- An empty nest doesn’t have to be negative. Think of it as an opportunity to fill it with new and wonderful things. My sister and I are joining a cake-decorating class at Michael’s and I’m excited to bring home new gadgets to try out in my kitchen. (Pssst. Don’t tell my husband ;)
- Being a parent doesn’t end when your child is eighteen. Danielle still needs advice and help. The only difference is that I offer it when she asks rather than jumping in and taking charge or assuming I know best. For example, bees kept coming into her dorm room (which we have nicknamed The Apocalypse- lol) and my husband talked her through the right channels to take care of the problem. Our job as parents may change, but it’s never done- and thank goodness for that!
- My identity is still the same. I don’t have to be a hands-on mother to be me. If anything, having this time on my own is giving me a chance to get back in touch with myself- my new self- who is older, wiser, and eager to meet the future rather than dwell on the past.
- Just as ice is still water, a separated family, though reconfigured, is still a family. That is a constant I can count on no matter the time or distance.
- I haven’t lost a child, I’ve gained an adult whom I’m so proud to have raised. No mourning the “loss” of the kid she was. I’m celebrating the person she’s becoming.

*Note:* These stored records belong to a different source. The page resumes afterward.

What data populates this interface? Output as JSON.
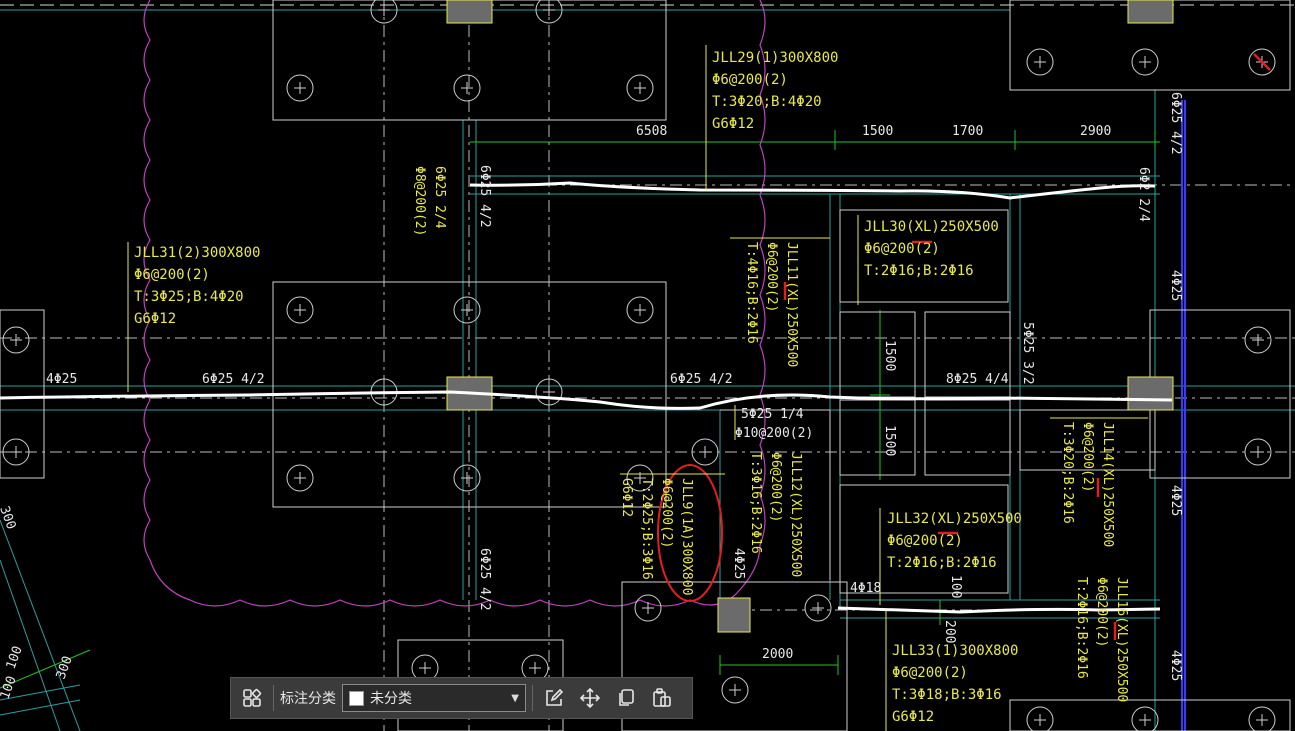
{
  "drawing": {
    "colors": {
      "background": "#000000",
      "beam_text": "#e8e84a",
      "dimension_line": "#22c422",
      "axis_line": "#00c0c0",
      "cloud_revision": "#c040c0",
      "mark_red": "#e02020",
      "outline_white": "#d8d8d8",
      "column_fill": "#6b6b6b",
      "axis_blue": "#3a3aff"
    },
    "beam_notes": [
      {
        "id": "jll29",
        "lines": [
          "JLL29(1)300X800",
          "Φ6@200(2)",
          "T:3Φ20;B:4Φ20",
          "G6Φ12"
        ]
      },
      {
        "id": "jll31",
        "lines": [
          "JLL31(2)300X800",
          "Φ6@200(2)",
          "T:3Φ25;B:4Φ20",
          "G6Φ12"
        ]
      },
      {
        "id": "jll30",
        "lines": [
          "JLL30(XL)250X500",
          "Φ6@200(2)",
          "T:2Φ16;B:2Φ16"
        ]
      },
      {
        "id": "jll32",
        "lines": [
          "JLL32(XL)250X500",
          "Φ6@200(2)",
          "T:2Φ16;B:2Φ16"
        ]
      },
      {
        "id": "jll33",
        "lines": [
          "JLL33(1)300X800",
          "Φ6@200(2)",
          "T:3Φ18;B:3Φ16",
          "G6Φ12"
        ]
      }
    ],
    "vertical_notes": [
      {
        "id": "jll11",
        "lines": [
          "JLL11(XL)250X500",
          "Φ6@200(2)",
          "T:4Φ16;B:2Φ16"
        ]
      },
      {
        "id": "jll12",
        "lines": [
          "JLL12(XL)250X500",
          "Φ6@200(2)",
          "T:3Φ16;B:2Φ16"
        ]
      },
      {
        "id": "jll9",
        "lines": [
          "JLL9(1A)300X800",
          "Φ6@200(2)",
          "T:2Φ25;B:3Φ16",
          "G6Φ12"
        ]
      },
      {
        "id": "jll14",
        "lines": [
          "JLL14(XL)250X500",
          "Φ6@200(2)",
          "T:3Φ20;B:2Φ16"
        ]
      },
      {
        "id": "jll16",
        "lines": [
          "JLL16(XL)250X500",
          "Φ6@200(2)",
          "T:2Φ16;B:2Φ16"
        ]
      },
      {
        "id": "left_top",
        "lines": [
          "6Φ25 2/4",
          "Φ8@200(2)"
        ]
      }
    ],
    "rebar_labels": {
      "l_4phi25": "4Φ25",
      "l_6phi25_42_a": "6Φ25 4/2",
      "l_6phi25_42_b": "6Φ25 4/2",
      "l_8phi25_44": "8Φ25 4/4",
      "l_5phi25_14": "5Φ25 1/4",
      "l_phi10": "Φ10@200(2)",
      "l_4phi18": "4Φ18",
      "v_6phi25_42": "6Φ25 4/2",
      "v_6phi25_42_b": "6Φ25 4/2",
      "v_6phi2_24": "6Φ2 2/4",
      "v_5phi25_32": "5Φ25 3/2",
      "v_4phi25": "4Φ25",
      "v_6phi25_42_r": "6Φ25 4/2",
      "v_4phi25_r1": "4Φ25",
      "v_4phi25_r2": "4Φ25",
      "v_4phi25_r3": "4Φ25",
      "v_4phi25_r4": "4Φ25"
    },
    "dimensions": {
      "d6508": "6508",
      "d1500": "1500",
      "d1700": "1700",
      "d2900": "2900",
      "d1500_v1": "1500",
      "d1500_v2": "1500",
      "d2000": "2000",
      "d100_v": "100",
      "d200_v": "200",
      "d100_l": "100",
      "d300_l": "300",
      "d100_l2": "100",
      "d300_top": "300"
    }
  },
  "toolbar": {
    "category_label": "标注分类",
    "selected_category": "未分类",
    "buttons": [
      "grid-icon",
      "edit-icon",
      "move-icon",
      "copy-icon",
      "paste-icon"
    ]
  }
}
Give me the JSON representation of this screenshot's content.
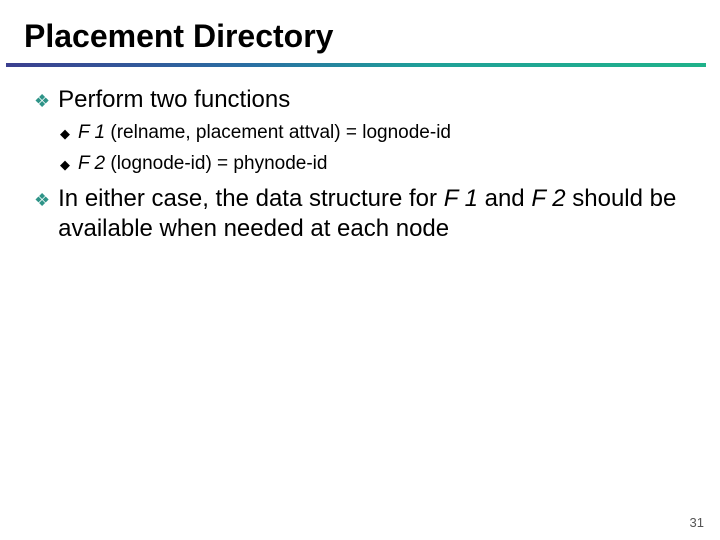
{
  "title": "Placement Directory",
  "bullets": {
    "b1": {
      "text": "Perform two functions",
      "sub": {
        "s1_pre": "F 1",
        "s1_post": " (relname, placement attval) = lognode-id",
        "s2_pre": "F 2",
        "s2_post": " (lognode-id) = phynode-id"
      }
    },
    "b2": {
      "pre": "In either case, the data structure for ",
      "f1": "F 1",
      "mid": " and ",
      "f2": "F 2",
      "post": " should be available when needed at each node"
    }
  },
  "page_number": "31"
}
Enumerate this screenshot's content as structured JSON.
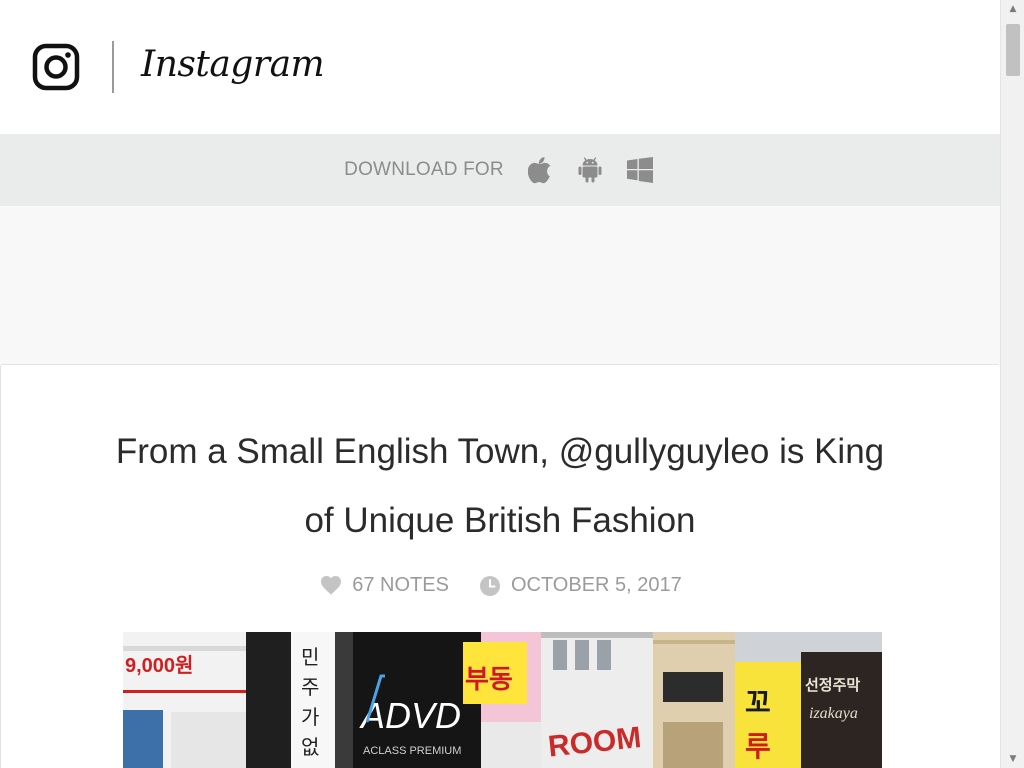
{
  "header": {
    "brand_name": "Instagram",
    "logo_icon": "instagram-camera-icon"
  },
  "download_bar": {
    "label": "DOWNLOAD FOR",
    "platforms": [
      {
        "name": "iOS",
        "icon": "apple-icon"
      },
      {
        "name": "Android",
        "icon": "android-icon"
      },
      {
        "name": "Windows",
        "icon": "windows-icon"
      }
    ]
  },
  "post": {
    "title": "From a Small English Town, @gullyguyleo is King of Unique British Fashion",
    "notes": "67 NOTES",
    "date": "OCTOBER 5, 2017",
    "notes_icon": "heart-icon",
    "date_icon": "clock-icon",
    "image": {
      "signs": [
        "9,000원",
        "ADVD",
        "ACLASS PREMIUM",
        "ROOM",
        "izakaya"
      ]
    }
  },
  "colors": {
    "header_bg": "#ffffff",
    "download_bar_bg": "#eaebeb",
    "page_bg": "#f8f8f8",
    "title_text": "#2b2b2b",
    "meta_text": "#9b9b9b"
  }
}
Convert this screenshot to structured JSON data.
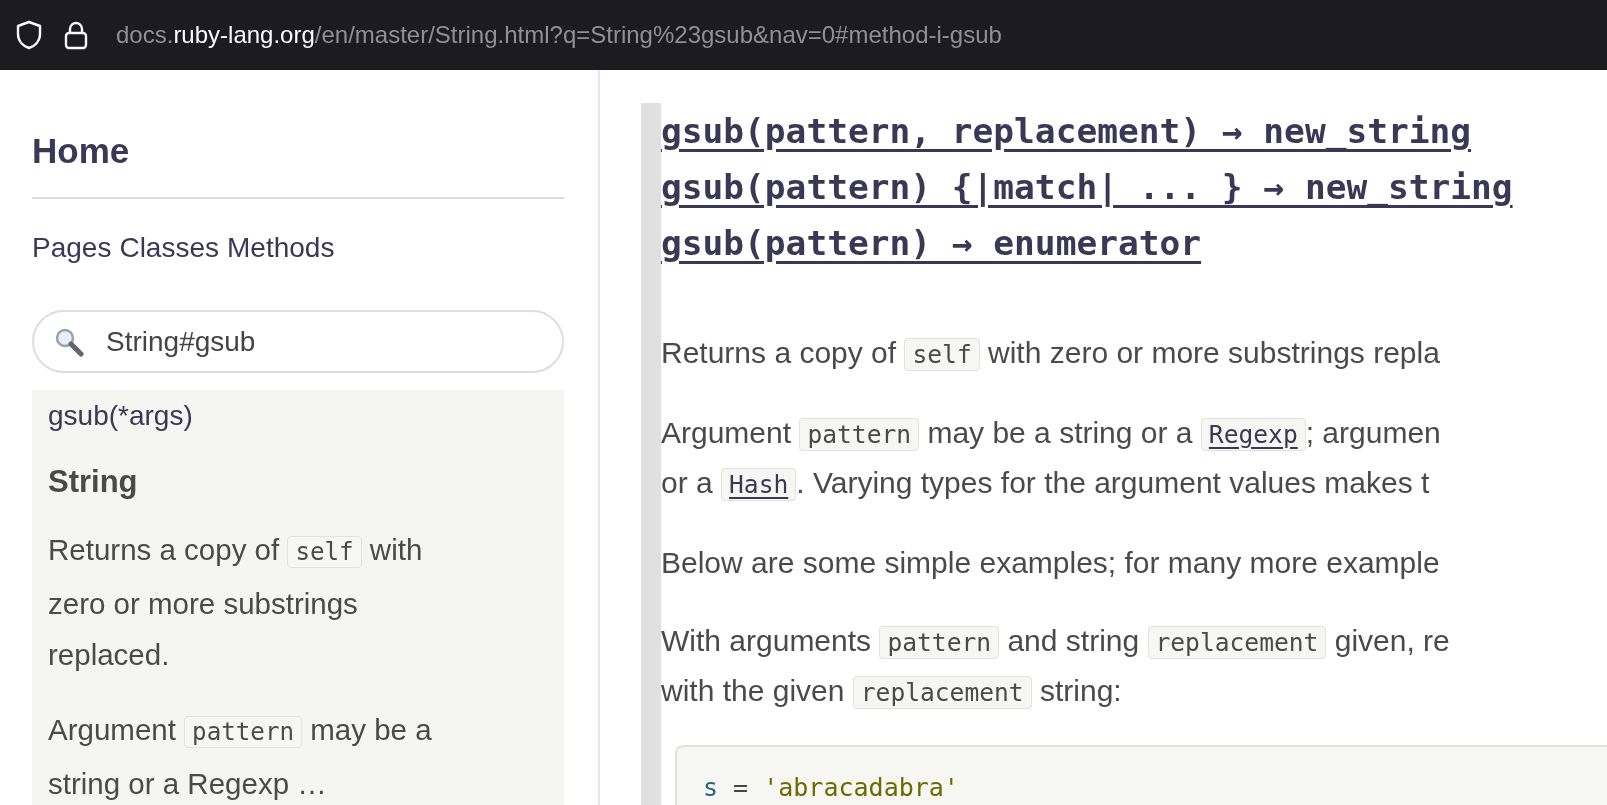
{
  "browser": {
    "url": {
      "prefix": "docs.",
      "domain": "ruby-lang.org",
      "path": "/en/master/String.html?q=String%23gsub&nav=0#method-i-gsub"
    }
  },
  "sidebar": {
    "home": "Home",
    "nav_links": [
      "Pages",
      "Classes",
      "Methods"
    ],
    "search": {
      "value": "String#gsub"
    },
    "result": {
      "method": "gsub(*args)",
      "class": "String",
      "paragraphs": [
        [
          [
            {
              "kind": "text",
              "text": "Returns a copy of "
            },
            {
              "kind": "code",
              "text": "self"
            },
            {
              "kind": "text",
              "text": " with"
            }
          ],
          [
            {
              "kind": "text",
              "text": "zero or more substrings"
            }
          ],
          [
            {
              "kind": "text",
              "text": "replaced."
            }
          ]
        ],
        [
          [
            {
              "kind": "text",
              "text": "Argument "
            },
            {
              "kind": "code",
              "text": "pattern"
            },
            {
              "kind": "text",
              "text": " may be a"
            }
          ],
          [
            {
              "kind": "text",
              "text": "string or a Regexp …"
            }
          ]
        ]
      ]
    }
  },
  "main": {
    "signatures": [
      "gsub(pattern, replacement) → new_string",
      "gsub(pattern) {|match| ... } → new_string",
      "gsub(pattern) → enumerator"
    ],
    "paragraphs": [
      [
        [
          {
            "kind": "text",
            "text": "Returns a copy of "
          },
          {
            "kind": "code",
            "text": "self"
          },
          {
            "kind": "text",
            "text": " with zero or more substrings repla"
          }
        ]
      ],
      [
        [
          {
            "kind": "text",
            "text": "Argument "
          },
          {
            "kind": "code",
            "text": "pattern"
          },
          {
            "kind": "text",
            "text": " may be a string or a "
          },
          {
            "kind": "link",
            "text": "Regexp"
          },
          {
            "kind": "text",
            "text": "; argumen"
          }
        ],
        [
          {
            "kind": "text",
            "text": "or a "
          },
          {
            "kind": "link",
            "text": "Hash"
          },
          {
            "kind": "text",
            "text": ". Varying types for the argument values makes t"
          }
        ]
      ],
      [
        [
          {
            "kind": "text",
            "text": "Below are some simple examples; for many more example"
          }
        ]
      ],
      [
        [
          {
            "kind": "text",
            "text": "With arguments "
          },
          {
            "kind": "code",
            "text": "pattern"
          },
          {
            "kind": "text",
            "text": " and string "
          },
          {
            "kind": "code",
            "text": "replacement"
          },
          {
            "kind": "text",
            "text": " given, re"
          }
        ],
        [
          {
            "kind": "text",
            "text": "with the given "
          },
          {
            "kind": "code",
            "text": "replacement"
          },
          {
            "kind": "text",
            "text": " string:"
          }
        ]
      ]
    ],
    "code_block": [
      {
        "kind": "variable",
        "text": "s"
      },
      {
        "kind": "plain",
        "text": " = "
      },
      {
        "kind": "string",
        "text": "'abracadabra'"
      }
    ]
  }
}
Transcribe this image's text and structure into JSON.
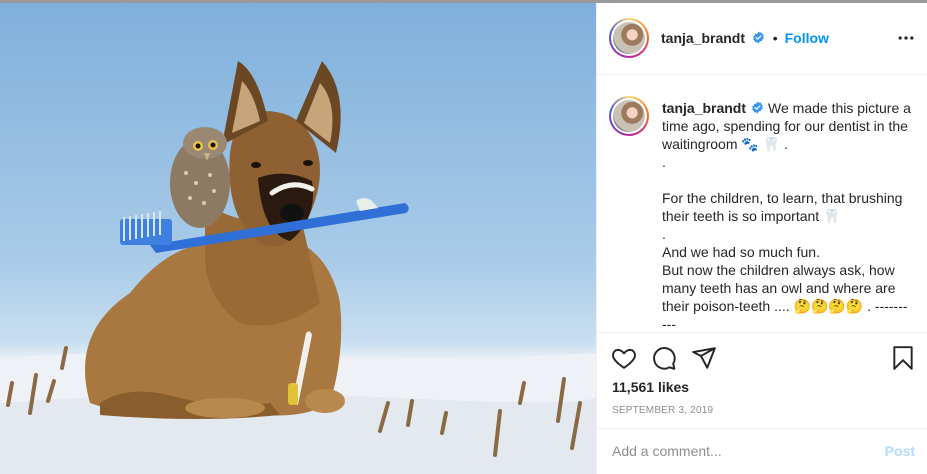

There are lots of ways to contribute to society and raising a compassionate, respectful, conscientious person is giving the world a great gift. At the end of the Steve Hawking movie THE THEORY OF EVERYTHING, he and his ex-wife look at their children playing in the palace gardens and he types: Look what we made. It was such a poignant moment because even a man as great as Steve Hawking knows that raising amazing kids is a far greater achievement than even solving the origin of our universe.
- I can master new technology. For example, I now know Skype isn’t some complex technology only 35-year-olds and under can comprehend. It’s just an app on my computer that lets me see and talk to my daughter every day. And yes- Danielle got a big chuckle when she helped Greg and I bumble through setting up our account. But now, I have added three cousins, both of my sisters and a friend from high school to my new Skype list and can talk to them, too! So happy to have learned this and renewed and strengthened connections with other loved ones.
- Change is frightening but, survivable… even something to be celebrated. There is no milestone or Hallmark card to acknowledge or congratulate us on having successfully reared a child, yet there should be. This is a big transition and one worth some kind of shout out… so I’m giving one, right here in this post, to all the moms and dads of adult children. Let’s be proud and happy about all that we’ve done and will continue to do.
What are your thoughts about the “empty nest”, whether it’s in your future, present or past? If you have a chance, I would love hearing from you in the comments section below. Thanks!